→ **TASK DIRECTIONS**
Your answer must be every line of the data that contains "icon".

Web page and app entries
━━━━━━━━

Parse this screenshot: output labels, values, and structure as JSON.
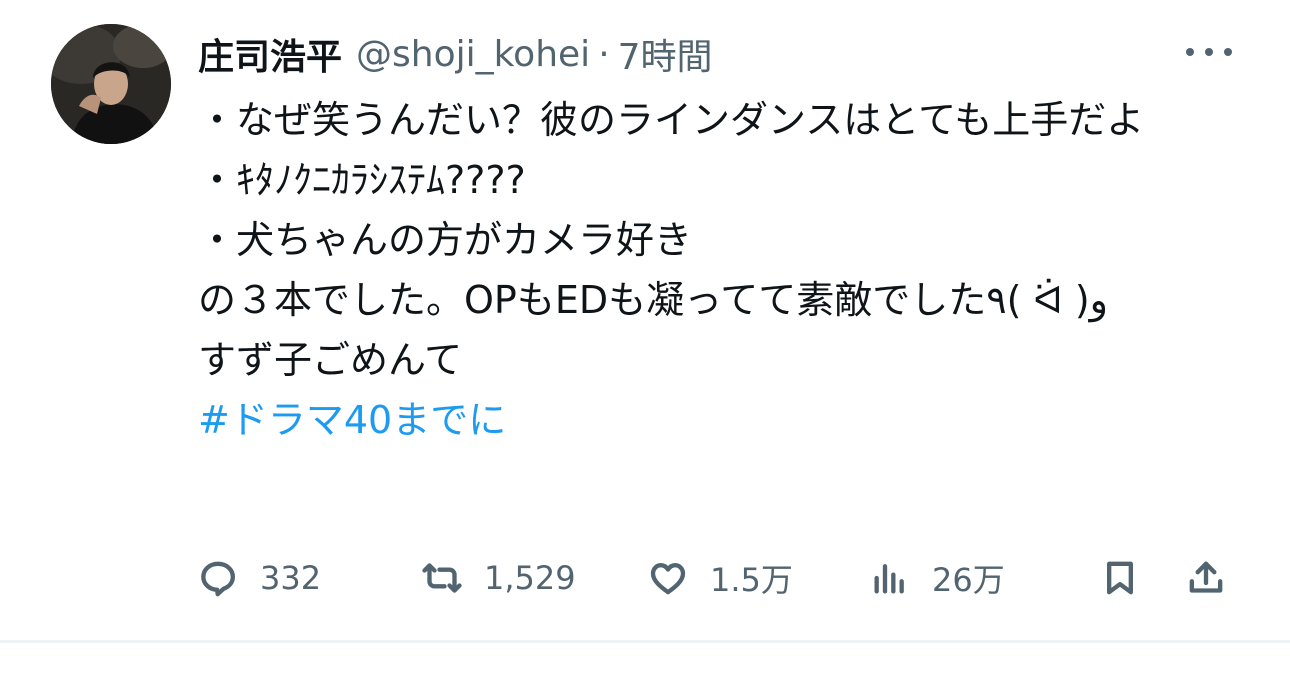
{
  "tweet": {
    "display_name": "庄司浩平",
    "handle": "@shoji_kohei",
    "separator": "·",
    "time": "7時間",
    "lines": [
      "・なぜ笑うんだい？彼のラインダンスはとても上手だよ",
      "・ｷﾀﾉｸﾆｶﾗｼｽﾃﾑ????",
      "・犬ちゃんの方がカメラ好き",
      "の３本でした。OPもEDも凝ってて素敵でした٩( ᐛ )و",
      "すず子ごめんて"
    ],
    "hashtag": "#ドラマ40までに"
  },
  "actions": {
    "reply": {
      "icon": "reply-icon",
      "count": "332"
    },
    "repost": {
      "icon": "repost-icon",
      "count": "1,529"
    },
    "like": {
      "icon": "heart-icon",
      "count": "1.5万"
    },
    "views": {
      "icon": "views-icon",
      "count": "26万"
    },
    "bookmark": {
      "icon": "bookmark-icon"
    },
    "share": {
      "icon": "share-icon"
    }
  },
  "colors": {
    "text": "#0f1419",
    "secondary": "#536471",
    "link": "#1d9bf0",
    "divider": "#eff3f4"
  }
}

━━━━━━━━

→ **COMPLETED TASK**
      "icon": "reply-icon",
      "icon": "repost-icon",
      "icon": "heart-icon",
      "icon": "views-icon",
      "icon": "bookmark-icon"
      "icon": "share-icon"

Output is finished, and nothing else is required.